HS2 ‘run worse than a parish council’ claims bidder in court battle

HS2 is run with less control than a parish council, a bidder has claimed in a legal row over an alleged conflict of interest that saw a £2.8 billion contract awarded to a rival, The Telegraph can reveal.

Global rail giant Siemens Mobility has taken HS2 to court over what it said were a series of conflicts of interest during the bidding for the deal to build trains that will serve the line, which is estimated will cost between £72 billion and £98 billion.

This includes allegations that one of the key members of HS2’s procurement team had “unregulated and unreported” contact with the staff members of the winning bidder.

Siemens is now claiming damages, including for loss of contract, which could cost the taxpayer millions.

It comes as the controversial project faced another crisis this week, with the Government forced to deny reports that plans for a central London terminal at Euston could be scrapped.

HS2 has been embroiled in a long-running and bitter legal battle surrounding the award of the lucrative rolling stock contract in 2021.

It is now the third legal challenge of the deal by a losing bidder.

At the centre of the case are claims that Tim Sterry, HS2’s head of rolling stock engineering, had maintained contact throughout the bidding with staff at the eventual winner, Bombardier.

HS2 has rejected these claims, stating that the procurement was lawful and the company’s governance was “well-thought-out and effective”.

In 2021, HS2 awarded the £2.8 billion contract to build the 56 trains to a joint venture between Hitachi and Alstom. The original joint venture (JV) was between Hitachi and Bombardier, but Alstom joined the JV in the late stages after it acquired Bombardier.

In the final day of hearing at the High Court last week, Fionnuala McCredie, KC, for Siemens, explained that Mr Sterry had a “decision-making” role in the eventual choice of Alstom/Hitachi for the contract.

But she alleged that this was “tainted in multiple respects” and claimed he had “acted in flagrant breach of HS2 policies” by having “unreported and unregulated” contact with Bombardier staff throughout the procurement.

Ms McCredie also alleged that these contacts with Bombardier went “unchecked” by HS2, and claimed that there was no evidence of Mr Sterry’s conflict of interest being discussed at the clients Conflict of Interest board.

This was one of two main allegations against Mr Sterry, with Siemens also raising concerns he did not disclose at any stage that he held interest in a pension with Bombardier. Siemens claims that this created a material conflict of interest.

In a statement summarising the case, Ms McCredie said: “HS2 is running one of the largest government infrastructure projects in the country.

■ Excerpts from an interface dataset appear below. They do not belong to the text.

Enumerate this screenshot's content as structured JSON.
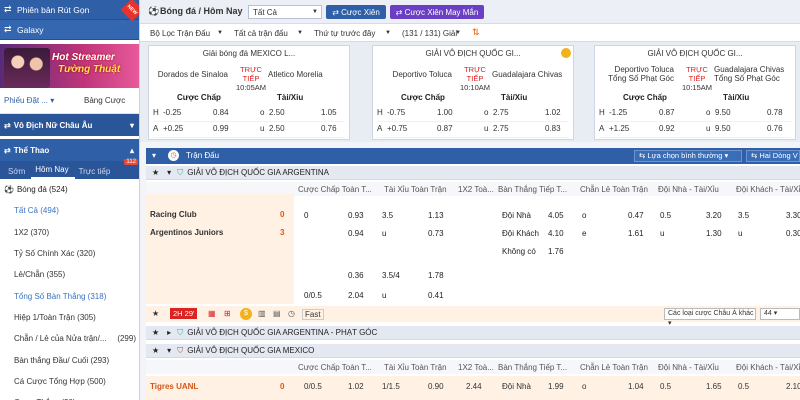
{
  "sidebar": {
    "headers": [
      "Phiên bản Rút Gọn",
      "Galaxy"
    ],
    "banner": {
      "line1": "Hot Streamer",
      "line2": "Tường Thuật",
      "badge": "NEW"
    },
    "filter_left": "Phiếu Đặt ...",
    "filter_right": "Bảng Cược",
    "section1": "Vô Địch Nữ Châu Âu",
    "section2": "Thể Thao",
    "tabs": [
      "Sớm",
      "Hôm Nay",
      "Trực tiếp"
    ],
    "live_count": "112",
    "sport": {
      "label": "Bóng đá",
      "count": "(524)"
    },
    "items": [
      {
        "label": "Tất Cả (494)",
        "hl": true
      },
      {
        "label": "1X2 (370)"
      },
      {
        "label": "Tỷ Số Chính Xác (320)"
      },
      {
        "label": "Lẻ/Chẵn (355)"
      },
      {
        "label": "Tổng Số Bàn Thắng (318)",
        "hl": true
      },
      {
        "label": "Hiệp 1/Toàn Trận (305)"
      },
      {
        "label": "Chẵn / Lẻ của Nửa trận/...",
        "right": "(299)"
      },
      {
        "label": "Bàn thắng Đầu/ Cuối (293)"
      },
      {
        "label": "Cá Cược Tổng Hợp (500)"
      },
      {
        "label": "Cược Thắng (30)"
      }
    ]
  },
  "topbar": {
    "title": "Bóng đá / Hôm Nay",
    "filter_all": "Tất Cả",
    "btn_parlay": "Cược Xiên",
    "btn_lucky": "Cược Xiên May Mắn",
    "filter_match": "Bộ Lọc Trận Đấu",
    "all_matches": "Tất cả trận đấu",
    "order": "Thứ tự trước đây",
    "count": "(131 / 131) Giải"
  },
  "cards": [
    {
      "league": "Giải bóng đá MEXICO L...",
      "home": "Dorados de Sinaloa",
      "away": "Atletico Morelia",
      "live": "TRỰC TIẾP",
      "time": "10:05AM",
      "hdr_hc": "Cược Chấp",
      "hdr_ou": "Tài/Xỉu",
      "rows": [
        [
          "H",
          "-0.25",
          "0.84",
          "o",
          "2.50",
          "1.05"
        ],
        [
          "A",
          "+0.25",
          "0.99",
          "u",
          "2.50",
          "0.76"
        ]
      ]
    },
    {
      "league": "GIẢI VÔ ĐỊCH QUỐC GI...",
      "home": "Deportivo Toluca",
      "away": "Guadalajara Chivas",
      "live": "TRỰC TIẾP",
      "time": "10:10AM",
      "hdr_hc": "Cược Chấp",
      "hdr_ou": "Tài/Xỉu",
      "rows": [
        [
          "H",
          "-0.75",
          "1.00",
          "o",
          "2.75",
          "1.02"
        ],
        [
          "A",
          "+0.75",
          "0.87",
          "u",
          "2.75",
          "0.83"
        ]
      ]
    },
    {
      "league": "GIẢI VÔ ĐỊCH QUỐC GI...",
      "home": "Deportivo Toluca Tổng Số Phạt Góc",
      "away": "Guadalajara Chivas Tổng Số Phạt Góc",
      "live": "TRỰC TIẾP",
      "time": "10:15AM",
      "hdr_hc": "Cược Chấp",
      "hdr_ou": "Tài/Xỉu",
      "rows": [
        [
          "H",
          "-1.25",
          "0.87",
          "o",
          "9.50",
          "0.78"
        ],
        [
          "A",
          "+1.25",
          "0.92",
          "u",
          "9.50",
          "0.76"
        ]
      ]
    }
  ],
  "main": {
    "section": "Trận Đấu",
    "sort": "Lựa chọn bình thường",
    "view": "Hai Dòng V",
    "league1": "GIẢI VÔ ĐỊCH QUỐC GIA ARGENTINA",
    "cols": [
      "Cược Chấp Toàn T...",
      "Tài Xỉu Toàn Trận",
      "1X2 Toà...",
      "Bàn Thắng Tiếp T...",
      "Chẵn Lẻ Toàn Trận",
      "Đội Nhà - Tài/Xỉu",
      "Đội Khách - Tài/Xỉu"
    ],
    "match1": {
      "home": "Racing Club",
      "away": "Argentinos Juniors",
      "hs": "0",
      "as": "3"
    },
    "m1rows": [
      [
        "0",
        "0.93",
        "3.5",
        "1.13",
        "Đội Nhà",
        "4.05",
        "o",
        "0.47",
        "0.5",
        "3.20",
        "3.5",
        "3.30"
      ],
      [
        "",
        "0.94",
        "u",
        "0.73",
        "Đội Khách",
        "4.10",
        "e",
        "1.61",
        "u",
        "1.30",
        "u",
        "0.30"
      ],
      [
        "",
        "",
        "",
        "",
        "Không có",
        "1.76",
        "",
        "",
        "",
        "",
        "",
        ""
      ],
      [
        "",
        "0.36",
        "3.5/4",
        "1.78",
        "",
        "",
        "",
        "",
        "",
        "",
        "",
        ""
      ],
      [
        "0/0.5",
        "2.04",
        "u",
        "0.41",
        "",
        "",
        "",
        "",
        "",
        "",
        "",
        ""
      ]
    ],
    "tool_time": "2H 29'",
    "tool_fast": "Fast",
    "other_bets": "Các loại cược Châu Á khác",
    "page_n": "44",
    "league2": "GIẢI VÔ ĐỊCH QUỐC GIA ARGENTINA - PHẠT GÓC",
    "league3": "GIẢI VÔ ĐỊCH QUỐC GIA MEXICO",
    "match2": {
      "home": "Tigres UANL",
      "hs": "0",
      "vals": [
        "0/0.5",
        "1.02",
        "1/1.5",
        "0.90",
        "2.44",
        "Đội Nhà",
        "1.99",
        "o",
        "1.04",
        "0.5",
        "1.65",
        "0.5",
        "2.10"
      ]
    }
  }
}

“It does not even demonstrate the level of control required of a parish council, far less of a public body.”

In its defence, Sarah Hannaford, KC, on behalf of HS2, said the project’s procurement process “may not have been perfect, but it was lawful”.

She also accused Siemens counsel of using “hyperbole” and “exaggeration” in its claim.

A spokesperson for HS2 Ltd said it was confident the procurement was robust and lawful, with strict controls in place. It also pointed out that there were “multiple layers of assurance”, so no individual was able to unduly influence the result.

A Siemens Mobility spokesperson said: “We believe HS2 is vitally important for the future of the UK and want to play our part in delivering it, but believe there is a significant case to answer in the particular instance of our strong bid to build Britain’s new HS2 trains.”

Mrs Justice O’Farrell is expected to provide her written judgement in four to six weeks.